In Washington state legislative races, Republicans have a lot of ground to make up after last week's primary election if they are to avoid a bloodbath in November.
Immediately after last week’s primary election, local Republicans seemed reluctant to concede they just got hit by a giant Democratic wave.
State House Minority Leader J.T. Wilcox, R-Yelm, predicted later vote counts would trend toward Republicans, while state GOP Chairman Caleb Heimlich downplayed the results.
So far, all signs suggest Republican President Donald Trump is dragging down local members of his party to a huge degree — more than any president in decades.
Most Read Opinion Stories
- Trump's inflammatory rhetoric calls for a bipartisan rebuke | Editorial
- The Times recommends: Heidi Wills for Seattle City Council, District 6 | Editorial
- Attacking Pelosi will not defeat Trump | Maureen Dowd / Syndicated columnist
- Dear Barack Obama, your country needs you | Karen Tumulty / Syndicated columnist
- Restoring salmon runs, not politics, will save southern resident killer whales | Op-Ed
Unless things change, Democrats could be looking at gains in the state Legislature unlike anything seen since the Republican wave of 1994. This could remain the case even if some of the close legislative races end up breaking toward Republicans in November.

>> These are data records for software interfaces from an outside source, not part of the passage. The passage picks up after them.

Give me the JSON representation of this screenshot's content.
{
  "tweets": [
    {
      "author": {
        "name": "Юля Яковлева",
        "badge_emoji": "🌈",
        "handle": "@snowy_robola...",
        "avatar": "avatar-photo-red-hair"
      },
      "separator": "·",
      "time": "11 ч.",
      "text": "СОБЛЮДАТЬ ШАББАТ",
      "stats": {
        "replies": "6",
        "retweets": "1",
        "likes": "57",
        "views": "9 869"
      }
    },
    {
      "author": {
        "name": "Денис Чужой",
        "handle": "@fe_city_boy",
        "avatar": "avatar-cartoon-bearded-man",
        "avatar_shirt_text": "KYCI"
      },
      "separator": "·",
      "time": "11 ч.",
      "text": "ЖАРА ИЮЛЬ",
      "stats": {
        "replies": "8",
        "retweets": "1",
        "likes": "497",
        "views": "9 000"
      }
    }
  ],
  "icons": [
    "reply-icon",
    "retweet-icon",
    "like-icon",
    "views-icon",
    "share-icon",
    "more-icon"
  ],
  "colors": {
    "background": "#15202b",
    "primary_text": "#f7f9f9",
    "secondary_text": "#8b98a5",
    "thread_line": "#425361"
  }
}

As of Tuesday evening, Republicans were falling behind Democrats in races for 13 state House seats they currently control, while GOP incumbents also lagged in two state Senate races.
In five other races for GOP-controlled state House seats, Republicans were polling 2.5 percentage points or less above Democrats, suggesting those races could easily go either way. Democrats looked as if they could also prevail in two other tight contests for open state Senate seats that Republicans currently hold.
Meanwhile, no legislative seats held by Democrats appeared to be even remotely in jeopardy.
For local Republicans, this math looks unusually catastrophic.
Midterm elections like 2018 often turn into referendums on the sitting president, and those effects can reverberate far down the ticket. During the 1994 midterms — held two years into the presidency of Democrat Bill Clinton — the GOP gained 29 seats in Washington’s state House, and also picked up three state Senate seats.
In more recent midterms, however, the partisan swings have produced more modest local effects, especially in the state House.
In 2010, two years into Democratic President Barack Obama’s first term, Republicans gained four state Senate seats and only five state House seats.
Then, halfway through Obama’s second term in 2014, the GOP picked up one state Senate seat and four state House seats.
Democrats, meanwhile, made notable gains midway through President George W. Bush’s second term, picking up seven state House seats and six Senate seats in 2006.
Given this history, the midterm energy in 2018 seems to be bolstering state-level Democrats even more than normal, as candidates and party leaders alike frame the election as a rebuke on Trump and his party.
Trump has long been unpopular in Washington state, winning only 38 percent of the vote statewide and less than 22 percent in King County in 2016.
Now, two years later, the prospect of Democrats gaining anywhere between 13 and 18 state House seats in November is not entirely outside the realm of possibility. Most likely, Democrats will also turn at least two state Senate seats blue.
Just how remarkable would that be? Well, the last time Democrats gained more than 10 seats in the state House in a single year, it was 1982, and Ronald Reagan was president.
Even Democrats claiming eight additional seats would be a rare feat, according to records kept by the House.
Democrats claiming even a portion of the House seats now up for grabs could give the Legislature the ability to pass a carbon tax in the 2019 session, as well as clear a path for other Democratic priorities such as gun-control measures and state-level environmental reforms.
To stand a chance, Republican candidates will need to do whatever they can between now and November to distance themselves from the president and politics in Washington, D.C. That will include meeting voters face to face often and stressing how local Republicans’ priorities differ from the president’s.
Democrats, meanwhile, need to stay vigilant and not rest on their primary-election night laurels. They’ll still have to campaign hard to win these seats, especially now that the primary has delivered a wake-up call to the local GOP.
Republicans may have been slow to admit it at first. But this year’s primary numbers appear to add up to a big, blue wave coming for the GOP in November.
The question now is whether Democrats will continue to hold onto this momentum, or if Republicans will find a way to reverse the trend.